I firmly believe that most people--even those who argue for aggressiveness--understand that a soccer player needs to pursue an intelligent balance of aggressiveness and meaningful retreat, a proportionate use of both push and patience. But people rarely phrase things this way. I believe that some high school soccer teams lose more games because of a misplaced and misunderstood aggressiveness than they do because they were too passive--and I say this even though I agree that too much passivity invites trouble. There is a place for aggressive effort in the game, but soccer is also an exercise of character, prudence, and reflection. Have an aggressive mentality as a default position if you feel such a need but note that it is not necessarily the more aggressive side that wins when teams of comparable ability and athleticism meet--in these kind of evenly-matched games, it is often the more disciplined team that prevails. Although a strong sense of genuine self-confidence is necessary to succeed in sports and life, we must develop this confidence in the right way; mere sanguineness or falsely-instilled self confidence can lead to disasters that are worse than those caused by lack of confidence.

In the ancient Chinese classic--the Dao De Jing--the wise philosopher Lao Zi teaches that happiness in life comes from finding the balance between the opposing life forces of the yin and the yang, the hard and the soft, the proactive and the reactive. We need to pattern our self image after both the mighty oak and the pliant willow tree. 

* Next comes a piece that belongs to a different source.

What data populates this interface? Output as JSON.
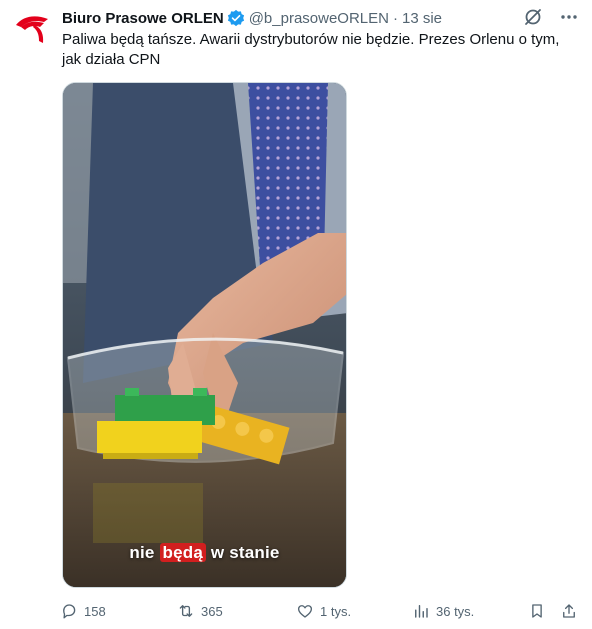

By the way, the commitment to tempering aggression is not something that is espoused only by conservative coaches or by coaches who use static tactical design. I myself often coached teams to play "up-and-down-the-pitch" soccer and always liked to run a high press, rarely employed bunker defenses, and got my holding midfielders involved in attack. All I am really saying, then, is this: instead of placing an exaggerated emphasis on aggression, as many members of our soccer culture do, let us consider a more balanced approach. Soccer players do need to be tough, but sometimes they have to be tough enough to be soft. A high-gear, in-your-face aggressive attitude can be very helpful psychologically. However, we always need to employ the proper tool for the particular job at hand--and we can easily be fooled about the proper use of tools. For example, in the world of food consumption, a fork is much more menacing than a spoon; but the latter is the preferred choice if I am trying to win a soup-eating contest.

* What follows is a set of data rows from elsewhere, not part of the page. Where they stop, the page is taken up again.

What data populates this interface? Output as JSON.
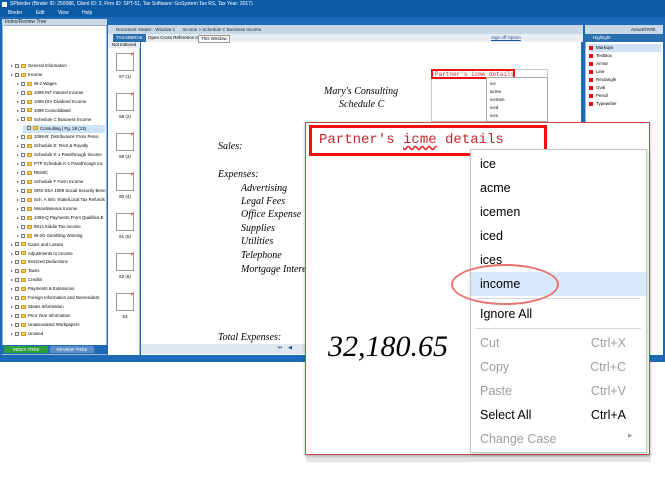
{
  "window": {
    "title": "SPbinder (Binder ID: 250086, Client ID: 3, Firm ID: SPT-51, Tax Software: GoSystem Tax RS, Tax Year: 2017)",
    "menus": [
      "Binder",
      "Edit",
      "View",
      "Help"
    ]
  },
  "tree": {
    "header": "Index/Review Tree",
    "rows": [
      {
        "label": "General Information",
        "indent": 1
      },
      {
        "label": "Income",
        "indent": 1
      },
      {
        "label": "W-2 Wages",
        "indent": 2
      },
      {
        "label": "1099 INT Interest Income",
        "indent": 2
      },
      {
        "label": "1099 DIV Dividend Income",
        "indent": 2
      },
      {
        "label": "1099 Consolidated",
        "indent": 2
      },
      {
        "label": "Schedule C Business Income",
        "indent": 2
      },
      {
        "label": "Consulting | Pg. 28 (13)",
        "indent": 3
      },
      {
        "label": "1099-B: Distributions From Pensi",
        "indent": 2
      },
      {
        "label": "Schedule E: Rent & Royalty",
        "indent": 2
      },
      {
        "label": "Schedule K-1 Passthrough Income",
        "indent": 2
      },
      {
        "label": "PTP Schedule K-1 Passthrough Inc",
        "indent": 2
      },
      {
        "label": "REMIC",
        "indent": 2
      },
      {
        "label": "Schedule F Farm Income",
        "indent": 2
      },
      {
        "label": "SRS-SSA 1099 Social Security Bene",
        "indent": 2
      },
      {
        "label": "Sch. A Info: State/Local Tax Refunds",
        "indent": 2
      },
      {
        "label": "Miscellaneous Income",
        "indent": 2
      },
      {
        "label": "1099-Q Payments From Qualified E",
        "indent": 2
      },
      {
        "label": "8814 Kiddie Tax Income",
        "indent": 2
      },
      {
        "label": "W-2G Gambling Winning",
        "indent": 2
      },
      {
        "label": "Gains and Losses",
        "indent": 1
      },
      {
        "label": "Adjustments to Income",
        "indent": 1
      },
      {
        "label": "Itemized Deductions",
        "indent": 1
      },
      {
        "label": "Taxes",
        "indent": 1
      },
      {
        "label": "Credits",
        "indent": 1
      },
      {
        "label": "Payments & Extensions",
        "indent": 1
      },
      {
        "label": "Foreign Information and Nonresident",
        "indent": 1
      },
      {
        "label": "States Information",
        "indent": 1
      },
      {
        "label": "Prior Year Information",
        "indent": 1
      },
      {
        "label": "Unassociated Workpapers",
        "indent": 1
      },
      {
        "label": "Unused",
        "indent": 1
      }
    ],
    "tabs": [
      "INDEX TREE",
      "REVIEW TREE"
    ]
  },
  "thumbs": {
    "label": "Not Indexed",
    "items": [
      "57 (1)",
      "58 (2)",
      "59 (3)",
      "60 (4)",
      "61 (5)",
      "62 (6)",
      "63"
    ]
  },
  "viewer": {
    "header": "Document Viewer - Window 1",
    "breadcrumb": "Income > Schedule C Business Income",
    "toolbar_title": "TAXABBRAK",
    "open_label": "Open Cross Reference In:",
    "open_value": "This Window",
    "signoff": "Sign off Option",
    "doc": {
      "title1": "Mary's Consulting",
      "title2": "Schedule C",
      "sales": "Sales:",
      "expenses": "Expenses:",
      "lines": [
        "Advertising",
        "Legal Fees",
        "Office Expense",
        "Supplies",
        "Utilities",
        "Telephone",
        "Mortgage Interest"
      ],
      "total": "Total Expenses:"
    }
  },
  "tools": {
    "header": "AnnoSTATE",
    "top": "Highlight",
    "items": [
      "Markups",
      "TextBox",
      "Arrow",
      "Line",
      "Rectangle",
      "Oval",
      "Pencil",
      "Typewriter"
    ]
  },
  "mini_popup": {
    "text": "Partner's icme details",
    "items": [
      "ice",
      "acme",
      "icemen",
      "iced",
      "ices"
    ]
  },
  "zoom": {
    "text_before": "Partner's ",
    "text_err": "icme",
    "text_after": " details",
    "number": "32,180.65"
  },
  "context_menu": {
    "suggestions": [
      "ice",
      "acme",
      "icemen",
      "iced",
      "ices",
      "income"
    ],
    "ignore_all": "Ignore All",
    "cut": "Cut",
    "cut_sc": "Ctrl+X",
    "copy": "Copy",
    "copy_sc": "Ctrl+C",
    "paste": "Paste",
    "paste_sc": "Ctrl+V",
    "select_all": "Select All",
    "select_all_sc": "Ctrl+A",
    "change_case": "Change Case",
    "colors": {
      "highlight": "#d9e9fb",
      "annotation": "#e9746c",
      "disabled": "#9d9d9d"
    }
  }
}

As Aristotle points out, courage is not fearlessness; it is instead acting with an appropriate degree of fear. Those who never consult their compass of fear are as immoderate as the coward who fears too much. Getting kids to play aggressively is important; however, if we can also get them to channel and shape that aggression with sensitivity, prudence, and finese, then we will really be teaching our players the game. Some soccer coaches might take issue with what could be perceived as an underlying "prissiness" in the position I am taking, but let me say that I am willing at any time to take on the counter-arguments from these coaches--but, remember, I will not do so too aggressively.